    Margono’s payroll papers are both signed by Abraham, and one of the two is also signed by Fazli. Abraham said it was a mistake, and that he thought he was allowed to sign.

    Roman Belopolsky, who does not work under the Office of Communications but is managed by it, was given a raise of $2, going from $10 per hour to $12. According to the USG Code, the maximum raise rate is 50 cents a semester. There is a maximum of $1.50 overall allowed in raises, which would be the equivalent of three semesters. He was never paid the increased wage because paperwork was not handed at the appropriate time. Belopolsky was not available for comment.

    “We thought we were allowed to raise the pay, but apparently not,” Abraham said. “It was a lack of communication on that we didn’t know the rules.”

    Maloof was alerted before the paperwork could be put into action and sent out a letter to those employees that were involved.

    “After careful review of the Undergraduate Student Government’s books, it has been determined that a select number of employees have, at no fault of their own, been paid at wage rates that were not authorized by the USG Senate and thus rates that were not approved through the appropriate processes,” one of the letters said to those being given a raise. The second letter was for those being employed without proper authorization.

    For Belopolsky and Jonathan Calderon, who was given the title of marketing director, both of whom were being offered a raise, there was an Employee Status Change application filled out with the new wages. A week later, Employee Status Change applications were filled out to reverse the raises when they were deemed invalid. Calderon could not be reached for comment.

    “It never actually went up in terms of payment, but this status change form was to say you were operating under the impression that this was going to happen,” Maloof said of the second set of applications.

    Because Belopolsky’s position as creative designer is not directly under the Office of Communications, he is allowed to work a maximum of 20 hours a week. However, other employees of the Office of Communications are allowed to work a maximum of 20 hours a week collectively, according to Maloof. In an email written by Fazli to Mary Howley, the USG secretary, this was not made clear.

    “They can work up to 20 hours a week as per normal,” Fazli said in the email, referring to Belopolsky and Calderon.

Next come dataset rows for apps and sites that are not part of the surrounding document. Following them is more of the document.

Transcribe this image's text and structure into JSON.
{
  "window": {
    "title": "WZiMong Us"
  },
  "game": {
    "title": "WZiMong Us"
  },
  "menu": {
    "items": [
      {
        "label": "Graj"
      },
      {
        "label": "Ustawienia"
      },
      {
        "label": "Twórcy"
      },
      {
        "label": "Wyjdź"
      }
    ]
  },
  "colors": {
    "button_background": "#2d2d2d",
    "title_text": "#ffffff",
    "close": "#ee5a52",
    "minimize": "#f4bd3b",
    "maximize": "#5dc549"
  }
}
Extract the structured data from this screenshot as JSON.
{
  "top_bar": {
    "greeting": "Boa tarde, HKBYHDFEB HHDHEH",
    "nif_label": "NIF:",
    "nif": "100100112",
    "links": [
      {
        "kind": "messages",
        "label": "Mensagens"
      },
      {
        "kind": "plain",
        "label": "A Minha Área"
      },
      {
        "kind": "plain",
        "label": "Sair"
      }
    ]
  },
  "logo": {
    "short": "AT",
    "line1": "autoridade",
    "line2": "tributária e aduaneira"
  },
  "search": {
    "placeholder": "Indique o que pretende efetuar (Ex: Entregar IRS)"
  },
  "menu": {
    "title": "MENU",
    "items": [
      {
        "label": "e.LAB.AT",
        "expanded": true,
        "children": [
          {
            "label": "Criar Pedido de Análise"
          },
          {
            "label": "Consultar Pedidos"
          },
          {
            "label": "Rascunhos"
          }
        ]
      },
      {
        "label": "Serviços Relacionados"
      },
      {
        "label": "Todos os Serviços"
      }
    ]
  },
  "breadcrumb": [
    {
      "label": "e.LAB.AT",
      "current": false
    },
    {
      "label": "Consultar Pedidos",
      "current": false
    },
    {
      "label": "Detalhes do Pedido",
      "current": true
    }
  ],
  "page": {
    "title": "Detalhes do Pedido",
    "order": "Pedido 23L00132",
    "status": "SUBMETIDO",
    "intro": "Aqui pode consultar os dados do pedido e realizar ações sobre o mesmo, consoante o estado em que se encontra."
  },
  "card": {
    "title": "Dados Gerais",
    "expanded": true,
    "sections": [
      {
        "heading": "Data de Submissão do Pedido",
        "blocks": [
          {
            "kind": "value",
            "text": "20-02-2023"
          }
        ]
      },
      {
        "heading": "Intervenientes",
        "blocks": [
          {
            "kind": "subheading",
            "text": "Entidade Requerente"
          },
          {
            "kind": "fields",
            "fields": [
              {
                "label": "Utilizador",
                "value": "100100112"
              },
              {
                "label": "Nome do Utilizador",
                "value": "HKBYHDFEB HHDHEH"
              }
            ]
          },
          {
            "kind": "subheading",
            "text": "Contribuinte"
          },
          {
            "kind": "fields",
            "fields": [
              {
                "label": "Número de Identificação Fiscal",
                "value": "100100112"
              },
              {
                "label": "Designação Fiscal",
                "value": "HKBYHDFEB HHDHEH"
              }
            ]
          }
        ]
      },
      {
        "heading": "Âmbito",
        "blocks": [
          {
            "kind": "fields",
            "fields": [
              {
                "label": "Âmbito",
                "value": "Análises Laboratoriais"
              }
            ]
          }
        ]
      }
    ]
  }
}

The position for marketing director was, as stated in the internal audit presentation, never a real position prior to Fazli’s email.

    Fazli and Abraham wrote a letter on Sept. 15, indicating that the two would work together to oversee employees of the Office of Communications because, Fazli said, there is no structure for the office.

    The USG Code has a list of responsibilities for the Office of Communications.

    “There was a basic structure, but wasn’t really outlined the way it was supposed to be,” Fazli said. “In hindsight, we probably should have been a little more careful with what we did and tried to find out more information, I guess.”

    Abraham agreed.

    “I think we made a mistake we didn’t know we were making at the time,” he said. “I think Mark took the proper actions necessary to protect the organization.”

    Fazli added that what they did was based on “precedent,” and that he had gone over the structure of his office when he was elected. Although, admittedly, he knew nothing about the organization, he said.

    “I would say that I’m not the first person that has had some kind of issue with USG and the way things are run,” he said. “There is a great deal of dissatisfaction with USG amongst the student body, and that’s there for a reason. The reason is the way the organization is run and the people that are involved.”


    For more information on the new system of organization for payroll, click here.

    Leave a Comment
    Donate to The Statesman

    Your donation will support the student journalists of Stony Brook University. Your contribution will allow us to purchase equipment and cover our annual website hosting costs.

    Donate to The Statesman

    Comments (0)

    All The Statesman Picks Reader Picks Sort: Newest

    Your email address will not be published. Required fields are marked *